== Data for this exercise

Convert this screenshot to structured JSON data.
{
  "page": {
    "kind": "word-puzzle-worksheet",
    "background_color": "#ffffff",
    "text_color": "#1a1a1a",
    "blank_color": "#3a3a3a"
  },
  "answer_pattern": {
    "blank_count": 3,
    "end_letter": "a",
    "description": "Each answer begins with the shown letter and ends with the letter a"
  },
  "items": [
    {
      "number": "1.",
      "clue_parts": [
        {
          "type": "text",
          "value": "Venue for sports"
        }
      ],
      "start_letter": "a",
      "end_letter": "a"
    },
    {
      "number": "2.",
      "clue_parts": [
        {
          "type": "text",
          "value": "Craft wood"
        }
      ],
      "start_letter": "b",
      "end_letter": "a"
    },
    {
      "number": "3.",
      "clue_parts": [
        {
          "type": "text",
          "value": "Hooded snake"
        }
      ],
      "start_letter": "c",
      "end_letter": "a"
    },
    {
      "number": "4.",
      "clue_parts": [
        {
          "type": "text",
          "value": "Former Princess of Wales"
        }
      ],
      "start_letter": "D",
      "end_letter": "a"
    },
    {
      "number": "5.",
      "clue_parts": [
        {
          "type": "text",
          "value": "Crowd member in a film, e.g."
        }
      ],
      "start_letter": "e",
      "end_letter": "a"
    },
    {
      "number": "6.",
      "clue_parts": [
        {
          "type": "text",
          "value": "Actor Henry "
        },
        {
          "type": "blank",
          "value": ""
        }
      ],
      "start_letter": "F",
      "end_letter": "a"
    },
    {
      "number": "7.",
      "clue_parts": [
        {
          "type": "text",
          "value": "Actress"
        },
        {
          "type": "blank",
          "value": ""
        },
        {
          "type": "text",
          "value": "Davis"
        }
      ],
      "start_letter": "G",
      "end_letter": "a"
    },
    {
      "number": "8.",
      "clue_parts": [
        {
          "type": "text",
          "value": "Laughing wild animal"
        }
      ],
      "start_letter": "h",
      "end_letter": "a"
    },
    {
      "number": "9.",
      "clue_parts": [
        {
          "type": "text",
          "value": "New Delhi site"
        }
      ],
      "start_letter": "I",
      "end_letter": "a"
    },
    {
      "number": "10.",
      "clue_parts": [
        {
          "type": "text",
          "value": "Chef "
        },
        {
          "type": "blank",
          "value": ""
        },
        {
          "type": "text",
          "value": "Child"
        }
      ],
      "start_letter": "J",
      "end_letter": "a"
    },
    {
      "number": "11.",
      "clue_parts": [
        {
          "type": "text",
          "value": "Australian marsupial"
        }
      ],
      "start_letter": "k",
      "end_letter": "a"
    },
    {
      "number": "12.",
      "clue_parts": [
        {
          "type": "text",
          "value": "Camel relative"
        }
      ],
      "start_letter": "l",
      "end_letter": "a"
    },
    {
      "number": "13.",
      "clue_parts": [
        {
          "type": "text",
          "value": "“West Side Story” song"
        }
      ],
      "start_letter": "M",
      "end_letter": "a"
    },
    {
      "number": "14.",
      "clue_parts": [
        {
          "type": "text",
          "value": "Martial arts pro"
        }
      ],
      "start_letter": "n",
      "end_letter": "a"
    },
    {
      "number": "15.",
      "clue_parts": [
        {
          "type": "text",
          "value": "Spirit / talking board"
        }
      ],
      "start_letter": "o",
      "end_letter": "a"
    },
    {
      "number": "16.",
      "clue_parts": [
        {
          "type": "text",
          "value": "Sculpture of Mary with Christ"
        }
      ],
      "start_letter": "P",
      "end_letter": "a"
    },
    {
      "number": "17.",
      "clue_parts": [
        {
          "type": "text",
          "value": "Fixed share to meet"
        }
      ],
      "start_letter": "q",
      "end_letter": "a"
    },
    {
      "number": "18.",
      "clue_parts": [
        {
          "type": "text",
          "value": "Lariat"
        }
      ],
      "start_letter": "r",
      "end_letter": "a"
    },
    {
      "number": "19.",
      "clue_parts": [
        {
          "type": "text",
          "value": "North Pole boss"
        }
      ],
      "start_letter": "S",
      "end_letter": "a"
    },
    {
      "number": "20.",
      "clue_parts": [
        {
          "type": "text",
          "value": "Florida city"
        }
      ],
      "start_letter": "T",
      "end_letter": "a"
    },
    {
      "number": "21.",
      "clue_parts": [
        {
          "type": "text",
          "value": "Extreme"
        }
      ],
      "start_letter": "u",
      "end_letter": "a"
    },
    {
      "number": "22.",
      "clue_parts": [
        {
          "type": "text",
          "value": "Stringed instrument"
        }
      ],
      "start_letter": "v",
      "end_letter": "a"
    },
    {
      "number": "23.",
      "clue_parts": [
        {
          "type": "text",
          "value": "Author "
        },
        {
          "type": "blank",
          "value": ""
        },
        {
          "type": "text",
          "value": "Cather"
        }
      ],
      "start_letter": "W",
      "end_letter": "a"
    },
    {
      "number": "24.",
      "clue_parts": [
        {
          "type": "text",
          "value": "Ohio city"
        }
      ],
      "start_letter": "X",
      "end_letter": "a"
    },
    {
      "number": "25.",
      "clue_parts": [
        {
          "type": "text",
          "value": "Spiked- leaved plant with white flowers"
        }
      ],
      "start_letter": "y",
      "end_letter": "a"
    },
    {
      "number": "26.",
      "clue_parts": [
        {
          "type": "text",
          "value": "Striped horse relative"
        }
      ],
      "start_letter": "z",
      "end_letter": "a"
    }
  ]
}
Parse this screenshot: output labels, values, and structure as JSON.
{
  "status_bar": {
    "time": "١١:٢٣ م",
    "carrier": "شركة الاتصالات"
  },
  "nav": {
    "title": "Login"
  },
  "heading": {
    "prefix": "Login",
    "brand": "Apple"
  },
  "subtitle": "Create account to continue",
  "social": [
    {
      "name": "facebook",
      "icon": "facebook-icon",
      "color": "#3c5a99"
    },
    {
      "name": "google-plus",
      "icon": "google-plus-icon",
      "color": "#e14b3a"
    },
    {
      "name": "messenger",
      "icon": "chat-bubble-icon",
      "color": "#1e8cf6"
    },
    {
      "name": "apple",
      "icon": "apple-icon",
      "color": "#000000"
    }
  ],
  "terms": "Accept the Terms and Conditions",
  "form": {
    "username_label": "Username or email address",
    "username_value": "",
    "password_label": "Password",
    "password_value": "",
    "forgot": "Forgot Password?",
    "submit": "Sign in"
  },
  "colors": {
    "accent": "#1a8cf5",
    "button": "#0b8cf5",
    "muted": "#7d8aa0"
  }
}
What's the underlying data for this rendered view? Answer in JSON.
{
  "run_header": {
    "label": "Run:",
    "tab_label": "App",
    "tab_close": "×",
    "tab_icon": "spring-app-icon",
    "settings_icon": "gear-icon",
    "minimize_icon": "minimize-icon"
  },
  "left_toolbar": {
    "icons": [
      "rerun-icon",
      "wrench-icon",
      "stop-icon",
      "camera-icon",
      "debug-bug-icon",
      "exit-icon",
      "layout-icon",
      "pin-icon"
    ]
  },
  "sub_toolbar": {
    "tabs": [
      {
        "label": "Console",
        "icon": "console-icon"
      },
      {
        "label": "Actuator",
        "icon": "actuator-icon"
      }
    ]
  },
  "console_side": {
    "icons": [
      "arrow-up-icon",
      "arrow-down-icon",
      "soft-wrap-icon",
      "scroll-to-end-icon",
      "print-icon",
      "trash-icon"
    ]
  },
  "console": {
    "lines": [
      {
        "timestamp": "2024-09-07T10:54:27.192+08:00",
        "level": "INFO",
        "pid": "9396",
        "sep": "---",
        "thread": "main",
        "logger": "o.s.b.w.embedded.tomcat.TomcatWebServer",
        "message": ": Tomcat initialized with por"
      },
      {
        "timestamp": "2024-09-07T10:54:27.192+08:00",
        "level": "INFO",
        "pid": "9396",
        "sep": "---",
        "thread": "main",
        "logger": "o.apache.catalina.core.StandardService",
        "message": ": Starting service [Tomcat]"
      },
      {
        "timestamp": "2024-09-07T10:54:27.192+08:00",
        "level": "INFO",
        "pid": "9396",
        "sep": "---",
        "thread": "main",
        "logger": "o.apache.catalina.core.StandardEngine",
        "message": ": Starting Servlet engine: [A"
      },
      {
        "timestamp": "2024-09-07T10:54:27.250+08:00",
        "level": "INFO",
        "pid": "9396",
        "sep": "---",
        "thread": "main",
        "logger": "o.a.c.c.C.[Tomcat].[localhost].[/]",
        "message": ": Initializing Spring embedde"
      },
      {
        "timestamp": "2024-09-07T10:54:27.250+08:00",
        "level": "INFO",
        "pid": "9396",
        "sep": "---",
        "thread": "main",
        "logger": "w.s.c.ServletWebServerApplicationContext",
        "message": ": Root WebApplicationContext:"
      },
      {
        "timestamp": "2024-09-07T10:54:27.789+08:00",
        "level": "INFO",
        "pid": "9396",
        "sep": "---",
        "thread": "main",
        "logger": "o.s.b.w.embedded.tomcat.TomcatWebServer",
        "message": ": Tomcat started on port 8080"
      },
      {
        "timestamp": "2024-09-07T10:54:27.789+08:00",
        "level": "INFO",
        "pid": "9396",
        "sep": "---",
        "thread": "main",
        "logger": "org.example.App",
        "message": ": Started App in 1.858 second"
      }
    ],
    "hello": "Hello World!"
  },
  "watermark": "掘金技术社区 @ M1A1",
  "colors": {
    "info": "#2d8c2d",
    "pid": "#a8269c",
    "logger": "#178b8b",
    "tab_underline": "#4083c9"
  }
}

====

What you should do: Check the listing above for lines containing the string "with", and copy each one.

Answer area:
    "description": "Each answer begins with the shown letter and ends with the letter a"
          "value": "Sculpture of Mary with Christ"
          "value": "Spiked- leaved plant with white flowers"
        "message": ": Tomcat initialized with por"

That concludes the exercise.